Learning to abide in the Lord is like practicing my spiritual kata. Abiding is what happens when we instinctively know, this situation is more than I can handle, and we invite the lord into it with us.

The Stormlight Series has these creatures called spren and after reading over two thousand pages, I still can't really tell you what exactly they are. But the best I can understand is that they represent human values and emotions as physical manifestation. They appear like colored flying ribbons. And this spearman, Kaladin, is given superhuman abilities because he bonds with an honorspren. I'm not worried about spoiling the book by telling you this because, chances are, even with these explanations you will still feel lost reading them.

Anyway, his powers only work with this spren, this spirit, so to speak, united with him in keeping his promises to protect the weak and even to protect his enemies. And if that isn't the key to life veiled in a thousand-page-fantasy-novel, I don't know what is.

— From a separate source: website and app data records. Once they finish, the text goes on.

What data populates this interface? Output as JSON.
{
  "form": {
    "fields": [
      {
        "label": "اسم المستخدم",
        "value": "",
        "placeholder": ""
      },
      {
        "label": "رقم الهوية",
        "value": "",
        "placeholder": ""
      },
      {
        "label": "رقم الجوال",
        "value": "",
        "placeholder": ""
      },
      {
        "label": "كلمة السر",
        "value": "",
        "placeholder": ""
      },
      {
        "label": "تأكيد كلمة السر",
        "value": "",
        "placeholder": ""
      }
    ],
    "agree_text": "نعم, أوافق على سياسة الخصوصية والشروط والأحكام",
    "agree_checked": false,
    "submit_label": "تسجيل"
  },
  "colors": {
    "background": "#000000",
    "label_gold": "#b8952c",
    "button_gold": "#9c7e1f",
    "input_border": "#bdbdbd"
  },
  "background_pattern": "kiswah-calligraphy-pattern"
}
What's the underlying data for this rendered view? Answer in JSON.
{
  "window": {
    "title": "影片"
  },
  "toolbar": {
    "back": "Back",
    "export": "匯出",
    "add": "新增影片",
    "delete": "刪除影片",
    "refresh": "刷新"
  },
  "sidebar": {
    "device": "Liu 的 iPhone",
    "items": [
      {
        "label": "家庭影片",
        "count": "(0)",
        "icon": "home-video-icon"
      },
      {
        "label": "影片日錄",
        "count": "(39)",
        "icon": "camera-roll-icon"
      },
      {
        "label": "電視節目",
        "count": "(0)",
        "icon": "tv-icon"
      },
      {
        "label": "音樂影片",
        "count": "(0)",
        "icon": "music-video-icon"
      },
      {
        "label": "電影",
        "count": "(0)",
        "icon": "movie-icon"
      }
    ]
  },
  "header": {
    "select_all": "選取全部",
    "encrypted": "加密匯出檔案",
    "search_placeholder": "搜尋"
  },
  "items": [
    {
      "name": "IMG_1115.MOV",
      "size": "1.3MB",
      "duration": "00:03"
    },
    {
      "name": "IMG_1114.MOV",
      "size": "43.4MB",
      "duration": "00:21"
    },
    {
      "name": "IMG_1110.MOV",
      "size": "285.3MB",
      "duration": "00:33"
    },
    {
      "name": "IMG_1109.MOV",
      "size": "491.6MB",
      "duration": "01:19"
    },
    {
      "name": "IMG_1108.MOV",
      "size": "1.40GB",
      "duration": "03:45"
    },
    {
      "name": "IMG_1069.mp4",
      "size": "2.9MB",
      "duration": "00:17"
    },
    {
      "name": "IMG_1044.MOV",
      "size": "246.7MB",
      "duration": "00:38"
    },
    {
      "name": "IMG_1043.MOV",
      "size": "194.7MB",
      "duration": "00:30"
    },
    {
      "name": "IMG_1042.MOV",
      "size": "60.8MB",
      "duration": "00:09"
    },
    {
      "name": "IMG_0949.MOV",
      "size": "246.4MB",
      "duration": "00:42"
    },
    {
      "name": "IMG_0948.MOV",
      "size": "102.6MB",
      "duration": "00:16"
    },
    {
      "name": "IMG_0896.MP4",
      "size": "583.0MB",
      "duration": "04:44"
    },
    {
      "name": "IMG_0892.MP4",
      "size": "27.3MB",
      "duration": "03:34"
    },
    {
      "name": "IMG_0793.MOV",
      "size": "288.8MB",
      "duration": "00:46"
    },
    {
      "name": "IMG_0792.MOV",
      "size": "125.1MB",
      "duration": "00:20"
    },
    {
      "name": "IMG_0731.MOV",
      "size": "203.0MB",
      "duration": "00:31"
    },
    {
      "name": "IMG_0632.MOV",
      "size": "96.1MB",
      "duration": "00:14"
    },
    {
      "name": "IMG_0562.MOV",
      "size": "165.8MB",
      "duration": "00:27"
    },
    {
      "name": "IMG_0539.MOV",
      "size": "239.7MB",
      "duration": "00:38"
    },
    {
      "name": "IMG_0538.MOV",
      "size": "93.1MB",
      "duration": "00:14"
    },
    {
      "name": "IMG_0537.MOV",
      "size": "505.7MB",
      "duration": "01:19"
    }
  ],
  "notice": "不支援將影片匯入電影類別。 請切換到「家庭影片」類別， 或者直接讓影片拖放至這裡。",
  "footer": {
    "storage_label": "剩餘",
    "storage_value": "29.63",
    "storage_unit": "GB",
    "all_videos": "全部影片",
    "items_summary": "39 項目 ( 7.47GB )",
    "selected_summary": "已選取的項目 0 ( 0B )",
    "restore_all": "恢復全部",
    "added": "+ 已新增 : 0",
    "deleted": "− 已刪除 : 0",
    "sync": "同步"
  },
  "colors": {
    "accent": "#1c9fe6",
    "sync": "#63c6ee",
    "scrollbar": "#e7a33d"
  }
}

Our power in this world comes from being united with the Holy Spirit within us. I don't mean some sort of yoga or "being true to your heart" Disney stuff. I mean in admitting in each and every situation that we need God Almighty's help.

Surrendering ourselves to God in every situation is like giving our newborn spiritual bodies the muscle memory to fight a glorious battle for the right reasons.


Popular posts from this blog

Eyes Up. Head Down.

Nose to the grindstone. Eyes on the task at hand. Administer consequences. Hold. Comfort. Listen. Teach. What if I was too harsh? What if I was too lenient? What if I ruined them? What if I repeat history? Eyes up. Up ahead. See the net of God's grace All around you, inside and out. The net to catch me, The net to catch them, Made by faith  Not my efforts But what Christ has done. Back to the grind. Stay afloat. Achieve success. Schedule. Budget. Economize. Write lists. Clean. Return calls. Catch my breath with other moms  And suddenly see a difference. One mom prays over her four each night. Another is outrageously spontaneous. That one's house is disgustingly tidy. And that one has published a book. I'm quite sure I'm not enough Not nearly as glorious or good. Head down. Eyes on my own hands. What is it to me If they march to a different beat? I must follow Christ. Nose to the grindstone To God's task for me here, And praise him who doesn't repeat. Back to jug

Baptism Testimony

I didn't used to want to be baptized. I was too stubborn. I was determined to be the upright, genuine Christian who wasn't baptized—something of a superior class, I suppose. All that physical symbolism was for the archaic layman or the really emotional sort or the person who's afraid baptism is necessary for salvation. It's not for me. It's not for the steady, reliable believer who's doesn't have a big conversion story. I was in preschool when I prayed the prayer. In 6th grade, I gained a deeper understanding of sin while bickering with my siblings in the backseat of the family van. When I was 16, I began a daily quiet time with the Lord. And now at 36, I'm hearing the Lord asking me to make my faith work. Make the rubber meet the road. Get out of "morbid introspection and into deeds," out of "anxious hesitation and into the storm of events" (Rohr & Ebert, 129-130). Stop retreating into my head to figure out God and salvation

Wanting the Ends Without the Means

I want my children to learn to get along, But I don't want to work with them through their fights. I want them to feel and understand their emotions, But I don't want them to slam doors or cry for too long. I want them to be respectful to adults, But I don't want to be embarrassed when they're learning. I want them to choose to obey, But I don't want to come up with consequences when they don't. I want them to creatively fill their own time, But I don't want to clean up the mess when they put stickers on the walls or throw tomatoes over the neighbor's fence or cut through the upholstery with scissors. I want them to be good. But I don't want to suffer through their becoming good I want a rich and seasoned relationship with my husband, But I don't want to endure seasons of dryness or coldness or disinterestedness. I want to have friends who are different than me, But I don't want to hear their threatening opinions. I want to have mutually supp